> _Exercise details_: Every line containing the word "object" must be pulled from the records.
• • • •
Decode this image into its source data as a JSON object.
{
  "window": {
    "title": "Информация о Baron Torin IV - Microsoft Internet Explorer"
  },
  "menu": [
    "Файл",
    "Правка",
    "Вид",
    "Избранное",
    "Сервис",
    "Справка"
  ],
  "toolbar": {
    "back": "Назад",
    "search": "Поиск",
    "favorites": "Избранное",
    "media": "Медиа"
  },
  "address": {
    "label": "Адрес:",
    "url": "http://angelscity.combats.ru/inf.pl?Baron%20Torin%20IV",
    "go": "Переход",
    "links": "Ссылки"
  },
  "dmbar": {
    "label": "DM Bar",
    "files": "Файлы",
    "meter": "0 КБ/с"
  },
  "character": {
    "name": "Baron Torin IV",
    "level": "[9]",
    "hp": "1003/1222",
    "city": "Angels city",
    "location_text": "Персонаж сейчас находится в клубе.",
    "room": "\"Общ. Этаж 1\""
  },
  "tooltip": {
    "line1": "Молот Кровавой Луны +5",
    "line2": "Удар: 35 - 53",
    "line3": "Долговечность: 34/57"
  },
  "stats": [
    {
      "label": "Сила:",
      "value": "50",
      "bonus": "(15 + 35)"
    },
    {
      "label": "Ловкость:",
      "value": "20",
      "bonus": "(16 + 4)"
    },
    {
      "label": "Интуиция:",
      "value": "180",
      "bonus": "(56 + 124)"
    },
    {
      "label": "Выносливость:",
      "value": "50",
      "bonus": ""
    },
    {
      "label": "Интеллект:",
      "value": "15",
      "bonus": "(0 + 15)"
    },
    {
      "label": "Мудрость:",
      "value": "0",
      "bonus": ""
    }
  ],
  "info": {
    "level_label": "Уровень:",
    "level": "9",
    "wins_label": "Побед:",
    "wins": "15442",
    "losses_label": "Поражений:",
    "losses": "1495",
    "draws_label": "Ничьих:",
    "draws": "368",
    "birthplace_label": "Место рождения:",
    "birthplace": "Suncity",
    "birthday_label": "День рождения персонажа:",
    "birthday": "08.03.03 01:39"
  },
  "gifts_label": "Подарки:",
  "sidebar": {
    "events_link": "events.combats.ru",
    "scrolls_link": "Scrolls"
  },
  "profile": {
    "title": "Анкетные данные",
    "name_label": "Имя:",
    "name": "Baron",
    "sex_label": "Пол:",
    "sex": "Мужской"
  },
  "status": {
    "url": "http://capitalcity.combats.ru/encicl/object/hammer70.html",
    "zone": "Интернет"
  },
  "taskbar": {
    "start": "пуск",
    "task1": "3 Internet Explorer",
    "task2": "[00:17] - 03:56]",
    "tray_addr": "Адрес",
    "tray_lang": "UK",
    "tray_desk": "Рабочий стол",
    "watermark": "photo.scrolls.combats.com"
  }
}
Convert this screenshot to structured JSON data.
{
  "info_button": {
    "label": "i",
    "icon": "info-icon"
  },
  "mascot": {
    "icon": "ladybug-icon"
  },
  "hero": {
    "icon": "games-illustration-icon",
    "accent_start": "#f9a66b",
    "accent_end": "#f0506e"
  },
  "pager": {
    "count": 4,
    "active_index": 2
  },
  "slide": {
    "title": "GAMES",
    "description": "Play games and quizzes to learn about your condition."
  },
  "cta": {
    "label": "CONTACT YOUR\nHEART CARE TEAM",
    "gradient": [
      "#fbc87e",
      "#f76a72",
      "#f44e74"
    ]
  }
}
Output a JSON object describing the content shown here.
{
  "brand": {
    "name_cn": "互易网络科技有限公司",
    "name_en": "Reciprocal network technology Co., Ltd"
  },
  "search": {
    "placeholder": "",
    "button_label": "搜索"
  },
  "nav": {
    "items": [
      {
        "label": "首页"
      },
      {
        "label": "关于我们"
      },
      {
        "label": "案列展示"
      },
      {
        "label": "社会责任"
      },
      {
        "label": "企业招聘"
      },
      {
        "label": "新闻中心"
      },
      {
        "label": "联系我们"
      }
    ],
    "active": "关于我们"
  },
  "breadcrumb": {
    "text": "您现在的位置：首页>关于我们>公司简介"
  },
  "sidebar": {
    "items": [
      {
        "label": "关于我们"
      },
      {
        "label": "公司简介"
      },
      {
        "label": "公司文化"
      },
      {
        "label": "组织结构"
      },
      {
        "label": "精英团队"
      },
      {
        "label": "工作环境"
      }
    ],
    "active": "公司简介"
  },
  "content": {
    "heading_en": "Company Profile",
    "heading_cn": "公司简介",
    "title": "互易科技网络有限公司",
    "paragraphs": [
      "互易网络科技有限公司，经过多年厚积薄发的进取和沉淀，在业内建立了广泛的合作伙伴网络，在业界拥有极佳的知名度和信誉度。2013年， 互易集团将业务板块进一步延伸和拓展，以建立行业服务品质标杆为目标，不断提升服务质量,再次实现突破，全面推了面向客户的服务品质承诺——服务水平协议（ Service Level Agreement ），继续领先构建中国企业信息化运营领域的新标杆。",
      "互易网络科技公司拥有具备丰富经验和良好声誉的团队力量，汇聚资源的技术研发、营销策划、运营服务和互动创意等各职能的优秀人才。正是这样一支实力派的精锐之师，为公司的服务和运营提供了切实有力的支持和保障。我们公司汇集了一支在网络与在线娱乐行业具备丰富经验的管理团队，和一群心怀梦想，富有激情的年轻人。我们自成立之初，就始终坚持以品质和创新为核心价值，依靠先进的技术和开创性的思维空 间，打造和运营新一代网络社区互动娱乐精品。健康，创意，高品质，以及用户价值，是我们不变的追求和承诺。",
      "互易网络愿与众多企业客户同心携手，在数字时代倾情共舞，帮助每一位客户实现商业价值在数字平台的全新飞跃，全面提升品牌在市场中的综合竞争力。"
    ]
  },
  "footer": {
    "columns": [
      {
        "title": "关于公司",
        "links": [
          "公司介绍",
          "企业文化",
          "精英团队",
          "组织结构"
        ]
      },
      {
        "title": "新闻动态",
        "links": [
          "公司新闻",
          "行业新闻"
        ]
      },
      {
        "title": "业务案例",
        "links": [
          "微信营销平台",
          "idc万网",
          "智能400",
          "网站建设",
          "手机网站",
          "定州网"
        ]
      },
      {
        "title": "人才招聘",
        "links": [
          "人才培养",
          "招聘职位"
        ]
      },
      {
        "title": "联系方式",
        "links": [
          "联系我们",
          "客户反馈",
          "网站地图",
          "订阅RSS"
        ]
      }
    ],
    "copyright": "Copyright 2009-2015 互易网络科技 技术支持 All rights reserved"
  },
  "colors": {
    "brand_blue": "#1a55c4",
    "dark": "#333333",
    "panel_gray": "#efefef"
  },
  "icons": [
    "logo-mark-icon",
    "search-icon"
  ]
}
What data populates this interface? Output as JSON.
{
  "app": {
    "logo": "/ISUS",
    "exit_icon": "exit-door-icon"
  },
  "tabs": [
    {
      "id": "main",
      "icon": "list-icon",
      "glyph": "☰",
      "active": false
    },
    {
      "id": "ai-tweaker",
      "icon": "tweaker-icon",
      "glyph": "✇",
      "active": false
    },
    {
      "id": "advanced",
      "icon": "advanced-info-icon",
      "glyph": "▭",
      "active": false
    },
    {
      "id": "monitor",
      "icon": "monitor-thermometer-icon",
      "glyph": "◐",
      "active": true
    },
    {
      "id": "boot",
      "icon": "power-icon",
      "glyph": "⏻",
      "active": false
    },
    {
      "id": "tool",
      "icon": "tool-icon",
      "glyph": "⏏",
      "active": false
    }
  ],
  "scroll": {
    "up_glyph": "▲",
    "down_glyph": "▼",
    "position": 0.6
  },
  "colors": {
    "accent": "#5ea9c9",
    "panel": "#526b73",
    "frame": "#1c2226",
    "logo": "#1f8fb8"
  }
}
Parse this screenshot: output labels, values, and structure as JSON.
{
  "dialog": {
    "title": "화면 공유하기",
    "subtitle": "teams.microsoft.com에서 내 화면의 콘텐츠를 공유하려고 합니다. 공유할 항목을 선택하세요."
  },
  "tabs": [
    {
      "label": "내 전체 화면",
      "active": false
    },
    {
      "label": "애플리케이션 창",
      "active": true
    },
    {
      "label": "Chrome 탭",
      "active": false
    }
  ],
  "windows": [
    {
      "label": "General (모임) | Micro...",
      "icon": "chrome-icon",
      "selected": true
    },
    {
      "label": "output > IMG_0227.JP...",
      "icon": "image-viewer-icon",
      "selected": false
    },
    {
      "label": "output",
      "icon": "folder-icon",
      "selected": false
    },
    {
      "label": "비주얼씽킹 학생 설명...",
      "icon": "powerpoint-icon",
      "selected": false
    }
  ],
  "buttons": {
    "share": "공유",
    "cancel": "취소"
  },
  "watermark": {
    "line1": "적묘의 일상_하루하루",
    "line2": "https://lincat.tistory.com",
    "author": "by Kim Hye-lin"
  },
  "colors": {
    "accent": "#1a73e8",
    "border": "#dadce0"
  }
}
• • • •
> _Answer to this problem_:
Decode this image into its source data as a JSON object.
    "url": "http://capitalcity.combats.ru/encicl/object/hammer70.html",
Output a JSON object describing the content shown here.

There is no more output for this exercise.